A CONTROVERSIAL bid to turn a former school site into a 66-bed care home has been lost on appeal.

Torsion Care Ltd's proposal for the former Hipperholme Grammar Junior School site at Wakefield Road, Lightcliffe, was refused by planners in December.

More than 150 residents objected to the plans to demolish the old school building and build a care home on the site, with one describing the end result as "a neighbouring skyscraper" on the doorstep.

After an appeal earlier this year, a Government planning inspector has now ruled that planning permission should not be granted for the scheme.

Bradford Telegraph and Argus: The former Hipperholme Grammar Junior SchoolThe former Hipperholme Grammar Junior School

It was refused by members of Calderdale Council's planning panel because of the building's design and impact as well as issues relating to parking.

Planning inspector TJ Burnham found that the planned three-storey care home would have "an overbearing impact" on some neighbouring houses and would see "significant and harmful overlooking" to the gardens of homes on a nearby street.

Torsion Group, which already has permission to build 14 homes on the same site, confirmed that with the appeal decision it had reverted to its home scheme for the site, spelling the end for the care home proposal.

Mr Burnham added in his report: "The National Planning Policy Framework offers support for new housing in sustainable locations that represents an efficient use of previously developed land including the provision of housing for the elderly.

"I do afford a large degree of weight to the benefits that would arise from the proposal in these respects and in terms of its contribution to housing supply, particularly in the context of the shortfall in housing supply detailed within the evidence.

"However, I have identified that the living conditions of the occupiers of adjacent properties would be significantly harmed as a result of this proposal. This is a matter which also concerns the Framework, and as I have identified significant harm in relation to multiple properties, I have afforded this matter more substantial weight.

"The adverse impacts of granting permission would therefore significantly and demonstrably outweigh the benefits. Subsequently, the proposal does not benefit from the presumption in favour of sustainable development."

Bradford Telegraph and Argus: Torsion Care Ltd's plans for a 66-bed care home on the former Hipperholme Grammar Junior School site in LightcliffeTorsion Care Ltd's plans for a 66-bed care home on the former Hipperholme Grammar Junior School site in Lightcliffe
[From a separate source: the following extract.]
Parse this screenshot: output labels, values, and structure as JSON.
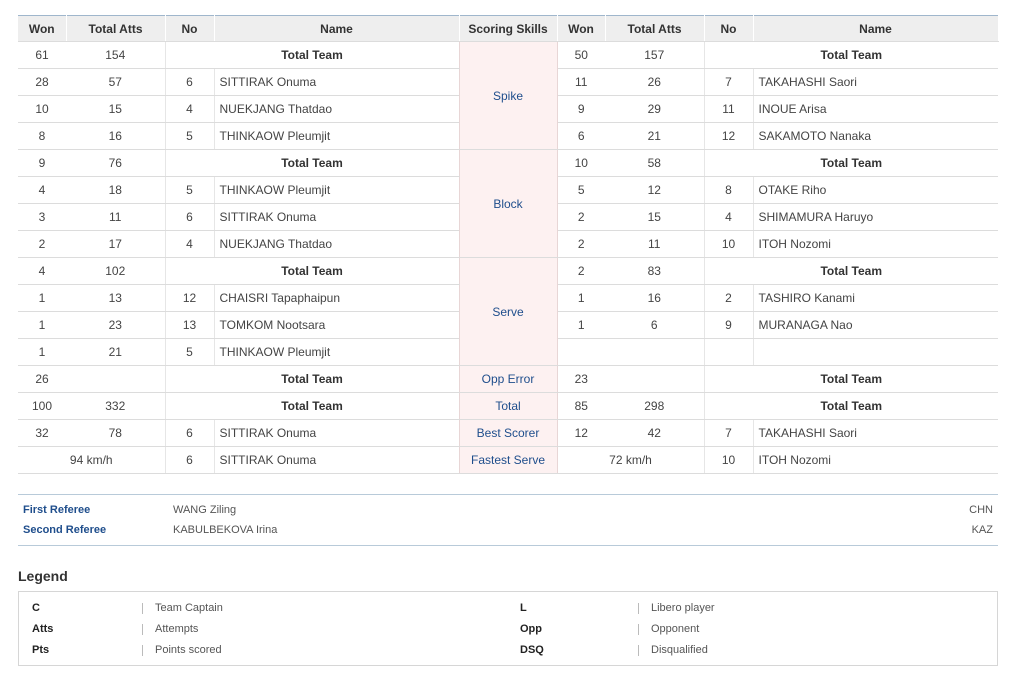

Residents’ concerns included a number of highways and air quality concerns – the site, is around 200 metres from the busy Hipperholme crossroads.

But council officers felt the proposals met local and national planning requirements and recommended the committee approve the plans.

The report to councillors stated: “A care home is an appropriate use for a residential area and it is not considered that undue disturbance would be caused to existing residents.”

However residents – who said they did not have issues with the previously approved homes proposal – were unconvinced.

Mr Burnham also concluded that Torsion's concerns over the manner in which the planning committee arrived at its decision, which was against the officer's recommendation, is not a matter for him to consider and should go through the Council's complaints procedure, if Torsion wishes to take it further.